Carbon management in dryland agricultural systems.

Dryland areas cover about 41 % of the Earth’s surface and sustain over 2 billion inhabitants.
Soil carbon © in dryland areas is of crucial importance to maintain soil quality and productivity and a range of ecosystem services.
Soil mismanagement has led to a significant loss of carbon in these areas, which in many of them entailed several land degradation processes such as soil erosion, reduction in crop productivity, lower soil water holding capacity, a decline in soil biodiversity, and, ultimately, desertification, hunger and poverty in developing countries.
As a consequence, in dryland areas proper management practices and land use policies need to be implemented to increase the amount of C sequestered in the soil.
When properly managed, dryland soils have a great potential to sequester carbon if financial incentives for implementation are provided.
Dryland soils contain the largest pool of inorganic C.
However, contrasting results are found in the literature on the magnitude of inorganic C sequestration under different management regimes.
The rise of atmospheric carbon dioxide (CO2) levels will greatly affect dryland soils, since the positive effect of CO2 on crop productivity will be offset by a decrease of precipitation, thus increasing the susceptibility to soil erosion and crop failure.
In dryland agriculture, any removal of crop residues implies a loss of soil organic carbon (SOC).

Therefore, the adoption of **no-tillage practices in field crops and growing cover crops in tree crops have a great potential in dryland areas due to the associated benefits of maintaining the soil surface covered by crop residues.
Up to 80 % reduction in soil erosion has been reported when using no-tillage compared with conventional tillage.
However, no-tillage must be maintained over the long term to enhance soil macroporosity and offset the emission of nitrous oxide (N2O) associated to the greater amount of water stored in the soil when no-tillage is used.
https://link.springer.com/article/10.1007/s13593-015-0326-x

Thanks, Graham.
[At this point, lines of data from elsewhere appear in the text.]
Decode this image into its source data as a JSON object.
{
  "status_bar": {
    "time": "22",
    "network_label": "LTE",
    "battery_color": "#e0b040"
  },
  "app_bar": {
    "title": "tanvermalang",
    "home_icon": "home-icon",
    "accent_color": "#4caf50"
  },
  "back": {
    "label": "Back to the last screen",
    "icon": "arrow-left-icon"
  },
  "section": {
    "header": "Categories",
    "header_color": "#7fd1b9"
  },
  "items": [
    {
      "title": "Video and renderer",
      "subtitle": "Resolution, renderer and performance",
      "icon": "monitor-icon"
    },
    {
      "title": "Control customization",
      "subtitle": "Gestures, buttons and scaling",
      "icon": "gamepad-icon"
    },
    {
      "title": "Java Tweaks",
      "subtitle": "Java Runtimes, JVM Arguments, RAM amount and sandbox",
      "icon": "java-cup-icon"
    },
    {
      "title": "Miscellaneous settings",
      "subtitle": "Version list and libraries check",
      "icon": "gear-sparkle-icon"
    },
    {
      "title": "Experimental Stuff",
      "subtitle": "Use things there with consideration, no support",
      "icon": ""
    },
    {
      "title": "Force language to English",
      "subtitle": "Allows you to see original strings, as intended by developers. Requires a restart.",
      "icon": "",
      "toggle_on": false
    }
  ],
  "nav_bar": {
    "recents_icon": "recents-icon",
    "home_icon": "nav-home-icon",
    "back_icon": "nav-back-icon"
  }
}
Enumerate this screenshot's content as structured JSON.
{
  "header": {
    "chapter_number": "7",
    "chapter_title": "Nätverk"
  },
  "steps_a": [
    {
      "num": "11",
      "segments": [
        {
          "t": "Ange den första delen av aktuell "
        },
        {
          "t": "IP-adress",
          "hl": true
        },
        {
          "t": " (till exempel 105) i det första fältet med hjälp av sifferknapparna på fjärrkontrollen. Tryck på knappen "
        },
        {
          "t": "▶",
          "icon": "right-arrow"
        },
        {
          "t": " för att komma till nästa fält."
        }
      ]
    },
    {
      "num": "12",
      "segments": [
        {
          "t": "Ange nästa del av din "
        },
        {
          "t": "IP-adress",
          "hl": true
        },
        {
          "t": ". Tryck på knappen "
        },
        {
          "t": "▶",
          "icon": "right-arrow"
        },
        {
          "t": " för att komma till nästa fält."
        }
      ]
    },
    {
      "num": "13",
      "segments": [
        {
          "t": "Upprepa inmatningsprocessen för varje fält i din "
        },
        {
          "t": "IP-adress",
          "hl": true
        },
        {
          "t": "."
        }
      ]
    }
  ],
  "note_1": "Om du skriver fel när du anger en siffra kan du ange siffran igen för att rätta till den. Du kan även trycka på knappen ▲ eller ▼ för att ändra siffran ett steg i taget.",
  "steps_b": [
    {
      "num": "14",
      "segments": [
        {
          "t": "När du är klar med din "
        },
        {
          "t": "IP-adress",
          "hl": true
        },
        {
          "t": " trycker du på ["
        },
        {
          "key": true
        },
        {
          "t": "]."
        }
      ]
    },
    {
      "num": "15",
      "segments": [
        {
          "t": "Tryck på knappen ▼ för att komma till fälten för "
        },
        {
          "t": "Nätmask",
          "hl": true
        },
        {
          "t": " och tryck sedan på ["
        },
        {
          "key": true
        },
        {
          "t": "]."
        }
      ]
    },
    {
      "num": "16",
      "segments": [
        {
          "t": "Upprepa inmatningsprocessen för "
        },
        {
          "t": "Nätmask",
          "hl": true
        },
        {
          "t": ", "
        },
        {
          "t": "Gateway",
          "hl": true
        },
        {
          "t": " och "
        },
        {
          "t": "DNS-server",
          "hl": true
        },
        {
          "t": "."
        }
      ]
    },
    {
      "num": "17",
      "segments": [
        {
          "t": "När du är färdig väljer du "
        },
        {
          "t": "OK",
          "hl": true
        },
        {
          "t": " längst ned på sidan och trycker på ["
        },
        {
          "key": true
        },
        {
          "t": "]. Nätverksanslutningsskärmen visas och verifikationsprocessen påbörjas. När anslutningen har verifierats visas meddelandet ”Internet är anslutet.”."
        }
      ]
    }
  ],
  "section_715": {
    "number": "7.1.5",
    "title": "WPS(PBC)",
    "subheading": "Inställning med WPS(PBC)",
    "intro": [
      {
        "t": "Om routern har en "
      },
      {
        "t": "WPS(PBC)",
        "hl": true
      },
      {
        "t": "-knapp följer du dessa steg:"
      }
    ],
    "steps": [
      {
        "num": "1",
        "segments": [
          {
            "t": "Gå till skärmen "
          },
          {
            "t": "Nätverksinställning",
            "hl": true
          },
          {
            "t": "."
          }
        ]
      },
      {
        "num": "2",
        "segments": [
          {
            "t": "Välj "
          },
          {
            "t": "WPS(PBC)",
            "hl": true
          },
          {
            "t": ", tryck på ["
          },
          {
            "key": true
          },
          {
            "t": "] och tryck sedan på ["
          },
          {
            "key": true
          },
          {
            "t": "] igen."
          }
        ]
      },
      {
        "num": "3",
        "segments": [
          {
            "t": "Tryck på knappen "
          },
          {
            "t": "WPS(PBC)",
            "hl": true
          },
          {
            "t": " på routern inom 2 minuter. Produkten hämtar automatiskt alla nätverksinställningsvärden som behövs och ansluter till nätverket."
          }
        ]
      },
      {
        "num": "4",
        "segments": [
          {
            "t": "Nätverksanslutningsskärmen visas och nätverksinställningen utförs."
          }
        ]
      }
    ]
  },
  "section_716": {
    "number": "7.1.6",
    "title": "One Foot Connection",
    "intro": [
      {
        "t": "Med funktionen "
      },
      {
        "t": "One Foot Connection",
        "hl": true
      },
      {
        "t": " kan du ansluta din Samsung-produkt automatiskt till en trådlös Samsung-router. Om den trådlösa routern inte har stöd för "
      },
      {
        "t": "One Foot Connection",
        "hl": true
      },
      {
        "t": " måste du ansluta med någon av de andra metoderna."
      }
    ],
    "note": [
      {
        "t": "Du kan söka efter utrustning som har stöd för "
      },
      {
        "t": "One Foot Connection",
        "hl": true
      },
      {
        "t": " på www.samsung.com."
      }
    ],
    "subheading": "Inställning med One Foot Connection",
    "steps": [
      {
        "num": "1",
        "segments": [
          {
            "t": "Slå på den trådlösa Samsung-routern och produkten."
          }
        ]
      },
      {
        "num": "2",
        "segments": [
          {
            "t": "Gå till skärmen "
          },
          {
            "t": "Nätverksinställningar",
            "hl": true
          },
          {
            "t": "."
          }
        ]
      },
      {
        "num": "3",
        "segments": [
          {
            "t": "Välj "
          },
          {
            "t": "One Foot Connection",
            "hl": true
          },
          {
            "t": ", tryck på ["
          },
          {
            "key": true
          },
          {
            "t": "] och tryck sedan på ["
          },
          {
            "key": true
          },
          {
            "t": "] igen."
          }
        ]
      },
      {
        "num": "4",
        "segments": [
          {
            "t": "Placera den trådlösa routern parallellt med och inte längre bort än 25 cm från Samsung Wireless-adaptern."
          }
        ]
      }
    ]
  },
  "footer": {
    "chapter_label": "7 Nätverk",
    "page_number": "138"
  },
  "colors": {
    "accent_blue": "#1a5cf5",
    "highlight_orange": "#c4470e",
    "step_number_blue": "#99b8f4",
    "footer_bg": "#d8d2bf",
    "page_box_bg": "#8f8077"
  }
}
A good piece to add to the EC collection on Climate Change and Mitigation. Are there Network observations and experiences that can contribute to the Conversation?

Hi,
I am in contact with many poor farmers in SSA countries who suffer
from depleted/poisoned soil.
Many emails confirm the need for cover crops and the wonderful
results with JB (Jack beans).
But our efforts are very limited by lack of finance!

As stated below today by a helper in Zambia "our governments here in

sub-saharan Africa support commercial farmers only."
This is true and a real scandal!
Graham

      Hello Graham,  am not

sure if my first mail reached you. I had run out of space in my
phone.

  Am good and hope you Are too. It's been two weeks or so now since

you heard from me. Like i said, i had gone to do the work with
farmers, educating them on Jb and Vb.

  Though,  to my suprise,  it's almost as if our governments here in

sub-saharan Africa support commercial farmers only.

  I had to start afresh with the same group going from village to

village training farmers.

  You talk about Jb and Vb, they completely don't know about it.

Through on a positive note, they are ready to try them since they
now know the benefits of growing them. Thank God for the resource
materials, they’re of a great support to my work here.

  Some ngo's like KATC deal with many crops including Jb and Vb but

to my suprise, farmers around Lusaka are still very ignorant
about these crops, talk less of those in the remort areas like
where i had gone.

  This week am making to another visit.

  Thanks.
KIngstone

This is crucial stuff, and I would add that there’s no point talking about carbon without talking about water: the clue is in the equation - CO2+H2O+Sun’s energy --> sugars + O2, so unless we deal with the water cycle all the carbon strategies in the world won’t help us. We have to get more water in the soil as well as C